UConn took those positive vibes and found a way to complete the comeback in the third quarter. It looked like a completely different team ran out of the tunnel for the second half.
The third quarter could not have started more perfectly, as a Navy three-and-out was followed by a Husky touchdown thanks to some trickeration.
UConn’s drive had stalled with 4th-and-4 at the Navy 28. The field goal team went out, but instead of lining up for a kick, holder/tight end/converted quarterback Tyler Davis lined up shotgun behind the line with kicker Bobby Puyol lined up outside. They snapped the ball before the defense could figure out what was going on and Davis hit Alec Bloom down the seam for a 25-yard gain.
Ron Johnson would punch it in for a touchdown to make it 21-14 after a 10-play, 60-yard drive.
Undeterred, Navy found its offensive groove again, driving 68 yards to the UConn seven before committing its first turnover of the game. Fullback Chris High tried to bounce a run outside but Mikal Myers swiped the ball out of his hands. Cornerback Jamar Summers returned it 86 yards for the game-tying touchdown.
Somehow, some way, this became a ballgame.
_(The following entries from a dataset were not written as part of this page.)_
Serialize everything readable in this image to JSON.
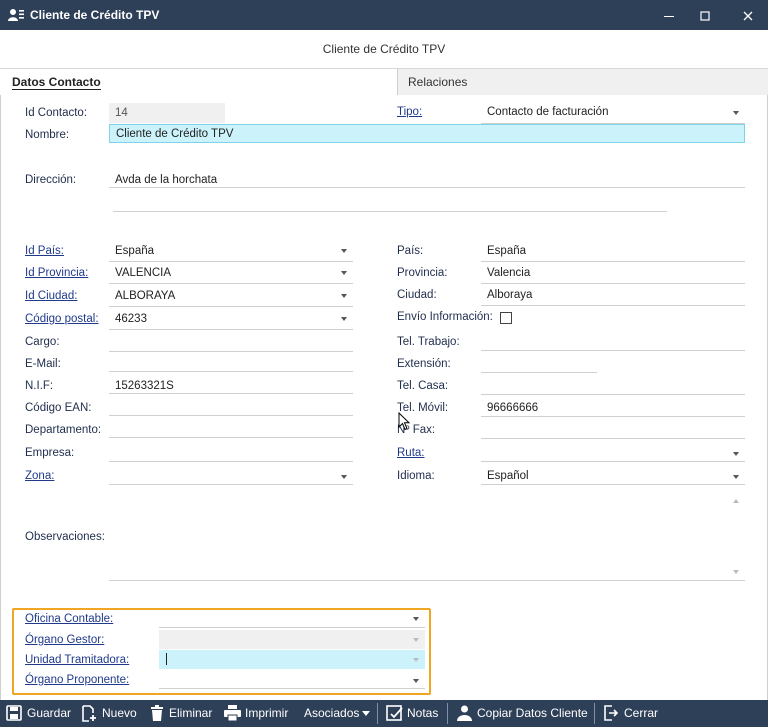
{
  "window": {
    "title": "Cliente de Crédito TPV",
    "minimize_icon": "minimize-icon",
    "maximize_icon": "maximize-icon",
    "close_icon": "close-icon"
  },
  "subtitle": "Cliente de Crédito TPV",
  "tabs": [
    {
      "label": "Datos Contacto",
      "active": true
    },
    {
      "label": "Relaciones",
      "active": false
    }
  ],
  "form": {
    "id_contacto": {
      "label": "Id Contacto:",
      "value": "14"
    },
    "tipo": {
      "label": "Tipo:",
      "value": "Contacto de facturación"
    },
    "nombre": {
      "label": "Nombre:",
      "value": "Cliente de Crédito TPV"
    },
    "direccion": {
      "label": "Dirección:",
      "value": "Avda de la horchata",
      "value2": ""
    },
    "id_pais": {
      "label": "Id País:",
      "value": "España"
    },
    "pais": {
      "label": "País:",
      "value": "España"
    },
    "id_provincia": {
      "label": "Id Provincia:",
      "value": "VALENCIA"
    },
    "provincia": {
      "label": "Provincia:",
      "value": "Valencia"
    },
    "id_ciudad": {
      "label": "Id Ciudad:",
      "value": "ALBORAYA"
    },
    "ciudad": {
      "label": "Ciudad:",
      "value": "Alboraya"
    },
    "codigo_postal": {
      "label": "Código postal:",
      "value": "46233"
    },
    "envio_informacion": {
      "label": "Envío Información:",
      "checked": false
    },
    "cargo": {
      "label": "Cargo:",
      "value": ""
    },
    "tel_trabajo": {
      "label": "Tel. Trabajo:",
      "value": ""
    },
    "email": {
      "label": "E-Mail:",
      "value": ""
    },
    "extension": {
      "label": "Extensión:",
      "value": ""
    },
    "nif": {
      "label": "N.I.F:",
      "value": "15263321S"
    },
    "tel_casa": {
      "label": "Tel. Casa:",
      "value": ""
    },
    "codigo_ean": {
      "label": "Código EAN:",
      "value": ""
    },
    "tel_movil": {
      "label": "Tel. Móvil:",
      "value": "96666666"
    },
    "departamento": {
      "label": "Departamento:",
      "value": ""
    },
    "fax": {
      "label": "Nº Fax:",
      "value": ""
    },
    "empresa": {
      "label": "Empresa:",
      "value": ""
    },
    "ruta": {
      "label": "Ruta:",
      "value": ""
    },
    "zona": {
      "label": "Zona:",
      "value": ""
    },
    "idioma": {
      "label": "Idioma:",
      "value": "Español"
    },
    "observaciones": {
      "label": "Observaciones:",
      "value": ""
    },
    "oficina_contable": {
      "label": "Oficina Contable:",
      "value": ""
    },
    "organo_gestor": {
      "label": "Órgano Gestor:",
      "value": ""
    },
    "unidad_tramitadora": {
      "label": "Unidad Tramitadora:",
      "value": ""
    },
    "organo_proponente": {
      "label": "Órgano Proponente:",
      "value": ""
    }
  },
  "toolbar": {
    "guardar": "Guardar",
    "nuevo": "Nuevo",
    "eliminar": "Eliminar",
    "imprimir": "Imprimir",
    "asociados": "Asociados",
    "notas": "Notas",
    "copiar": "Copiar Datos Cliente",
    "cerrar": "Cerrar"
  },
  "colors": {
    "titlebar": "#2e3f58",
    "highlight": "#ccf3fb",
    "orange_frame": "#f0a623"
  }
}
You have to give credit to the Huskies for battling the way they did, even if the ending was so sour.
UConn pulled ahead with a 38-yard field goal by Bobby Puyol to make it 24-21. Navy answered right back with a touchdown drive to re-take the lead, 28-24, aided by a short field thanks to a misplayed punt by Brian Lemelle on the previous possession.
Shirreffs and the Huskies took over from their own 20 with 3:08 left in the game needing a touchdown. They drove downfield, making it all the way to the one, but watched as time expired after a Ron Johnson attempt from the 1-yard line fell short.
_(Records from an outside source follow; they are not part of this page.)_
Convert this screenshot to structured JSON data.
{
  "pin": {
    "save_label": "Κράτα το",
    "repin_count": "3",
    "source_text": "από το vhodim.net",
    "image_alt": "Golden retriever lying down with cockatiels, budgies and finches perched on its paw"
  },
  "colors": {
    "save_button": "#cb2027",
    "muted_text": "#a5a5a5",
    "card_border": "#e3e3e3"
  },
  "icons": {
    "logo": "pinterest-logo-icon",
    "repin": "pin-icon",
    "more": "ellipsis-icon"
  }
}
The ending was controversial, for a few reasons.
The scenario: On first and goal from the ten, Shirreffs completed a pass to Hergy Mayla to get UConn to the one. The Huskies burned their final time-out because, according to Diaco, there was some confusion about the spot of the ball and whether or not he was down inbounds and the clock was still running. That time-out would have been helpful.
Why call a run up the gut if you’re out of time-outs? Why not spike it quickly instead of calling your final time-out? Or even take the delay of game penalty to keep the clock alive?
It’s easy to be an expert in hindsight. If Johnson strolls into the end zone for the game-winning touchdown none of that matters. The Seattle Seahawks showed us what can happen if you pass in this situation in Super Bowl 49, so it’s hard to react too strongly to what was a split-second decision. Still, the staff needed to show more awareness and better position the team to succeed.
There are many positives. Both sides of the ball bounced back with great second halves, a particularly pleasant development for an offense which has previously shown very little. Shirreffs went 23-for-26 passing with 239 yards and showed great composure under pressure. Though it stings to lose, especially this way, it’s incredible that it even came down to this. Hopefully, the players and staff can learn a lot from the experience in what is still a very young season.
Everyone believed this team was terrible after the first half. At least we know that isn’t true. Do you believe UConn can win its next two games after this effort? You should.